As part of the growing anti-globalization/anti-free trade movement that was growing in the US, especially after the passage of the North American Free Trade Agreement, organizers with the Institute for Global Education held an action at the Woodland Mall to bring attention to the sweatshop labor practices of the global corporation, Disney.
In the Spring of 1996, the Institute for Global Education had brought Charles Kernaghan, the head of the National Labor Committee, to Grand Rapids to speak about the work of his organization. Kernaghan made national headlines when he confronted Kathy Lee Gifford over the sweatshop conditions at a factory in Honduras that was manufacturing her clothing line.
Kernaghan used confrontation as a way of exposing the growing international garment industry’s practices of using sweatshop labor, a practice that led to the book that Naomi Klein wrote, No Logo. One of the biggest brand names that the National Labor Committee took on was Disney, which was being confronted by the amount of sweatshop labor the company was using, especially in Haiti.
We have written about other organizing around Haiti, in a 3-part series that dealt with West Michigan connections to Haiti in the early 1990s, especially the clothing manufacturer, HH Culter, which used to make clothes in Grand Rapids, before moving their operation to Haiti.
Bringing the spokesperson for the National Labor Committee to Grand Rapids was important at the time, as it led to a greater awareness of how globalization was impacting workers around the world. In addition, bring Charles Kernaghan to town help to create the seeds of a movement that began in Grand Rapids in 1996, a movement that would later call itself the anti-globalization movement.
The first action, which was specifically designed to challenge anti-sweatshop labor, took place in Grand Rapids in late November of 1996 at the Woodland Mall. The image below if from an article in the Grand Rapids Press.
There was another campaign against Nike in 1997 that Grand Rapids organized put together, which was followed by many other actions that confronted sweatshops.

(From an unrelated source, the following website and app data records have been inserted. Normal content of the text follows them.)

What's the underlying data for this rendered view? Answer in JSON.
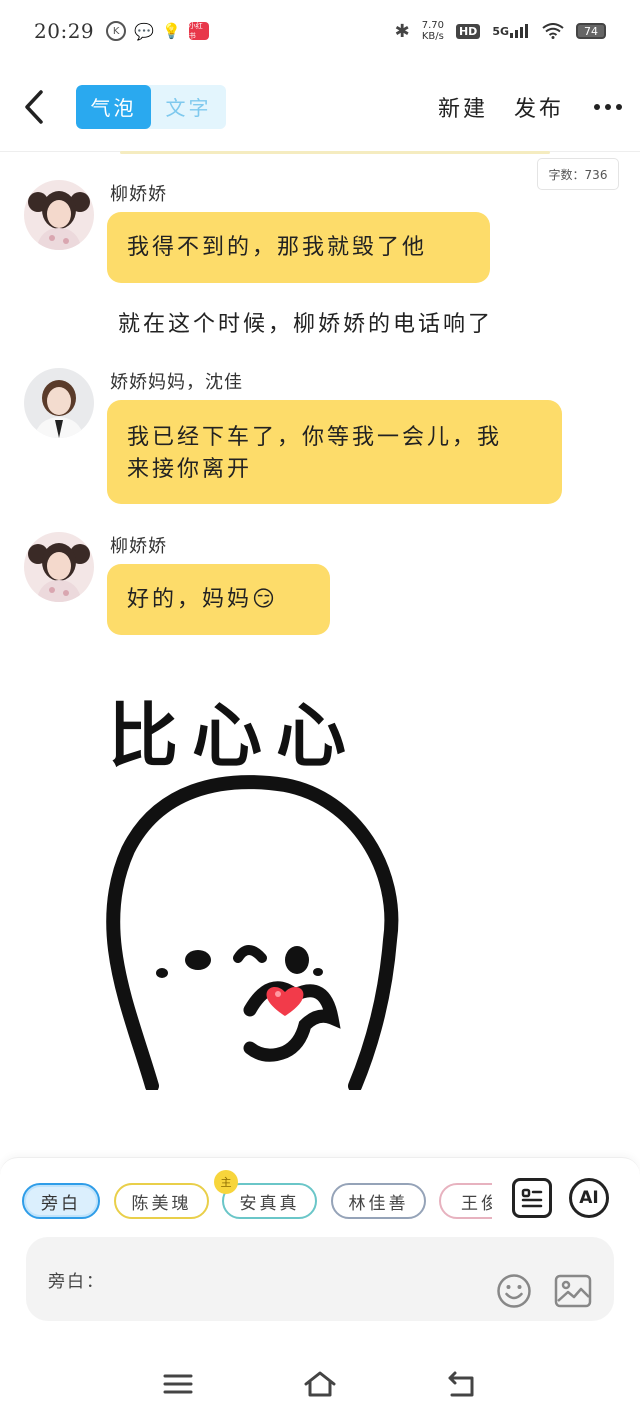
{
  "status_bar": {
    "time": "20:29",
    "speed_value": "7.70",
    "speed_unit": "KB/s",
    "hd": "HD",
    "network": "5G",
    "battery": "74",
    "app_badge": "小红书"
  },
  "nav": {
    "tab_bubble": "气泡",
    "tab_text": "文字",
    "new_label": "新建",
    "publish_label": "发布"
  },
  "word_count": "字数：736",
  "messages": [
    {
      "sender": "柳娇娇",
      "text": "我得不到的，那我就毁了他"
    },
    {
      "sender": "娇娇妈妈，沈佳",
      "line1": "我已经下车了，你等我一会儿，我",
      "line2": "来接你离开"
    },
    {
      "sender": "柳娇娇",
      "text": "好的，妈妈😏"
    }
  ],
  "narration": "就在这个时候，柳娇娇的电话响了",
  "sticker_text": "比心心",
  "characters": [
    "旁白",
    "陈美瑰",
    "安真真",
    "林佳善",
    "王俊"
  ],
  "main_badge": "主",
  "ai_label": "AI",
  "input": {
    "label": "旁白："
  },
  "colors": {
    "accent": "#2aa9ef",
    "bubble": "#fddc6a",
    "chip_chen": "#e9cf4a",
    "chip_an": "#6ac6c8",
    "chip_lin": "#95a3b8",
    "chip_wang": "#e7b2bf"
  },
  "icons": [
    "back-arrow-icon",
    "more-icon",
    "contact-card-icon",
    "smile-icon",
    "image-icon",
    "menu-icon",
    "home-icon",
    "back-icon"
  ]
}
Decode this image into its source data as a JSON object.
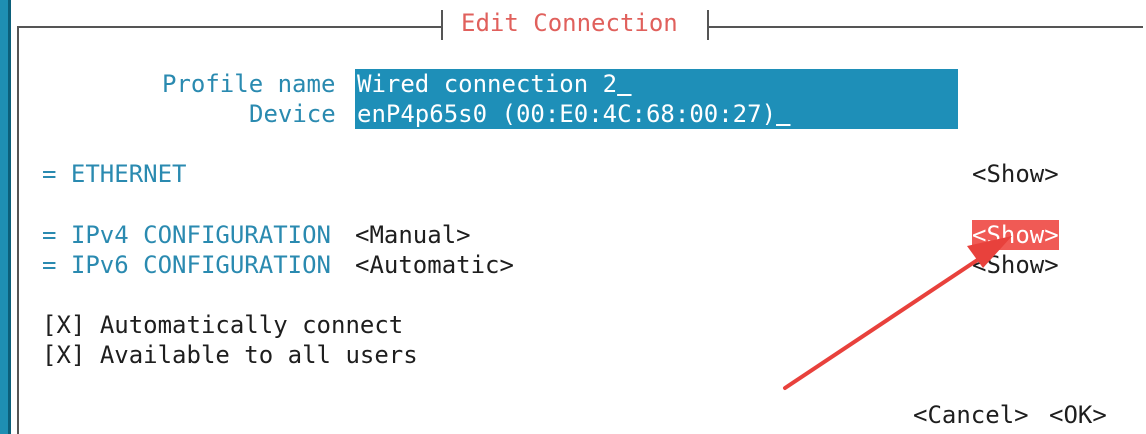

In addition, there was an effort after the WTO protest in Seattle in 1999, to bring labor organizers, environmentalists and community organizers together to confront the growing connections of globalization that were taking place in West Michigan, which we will explore in future articles.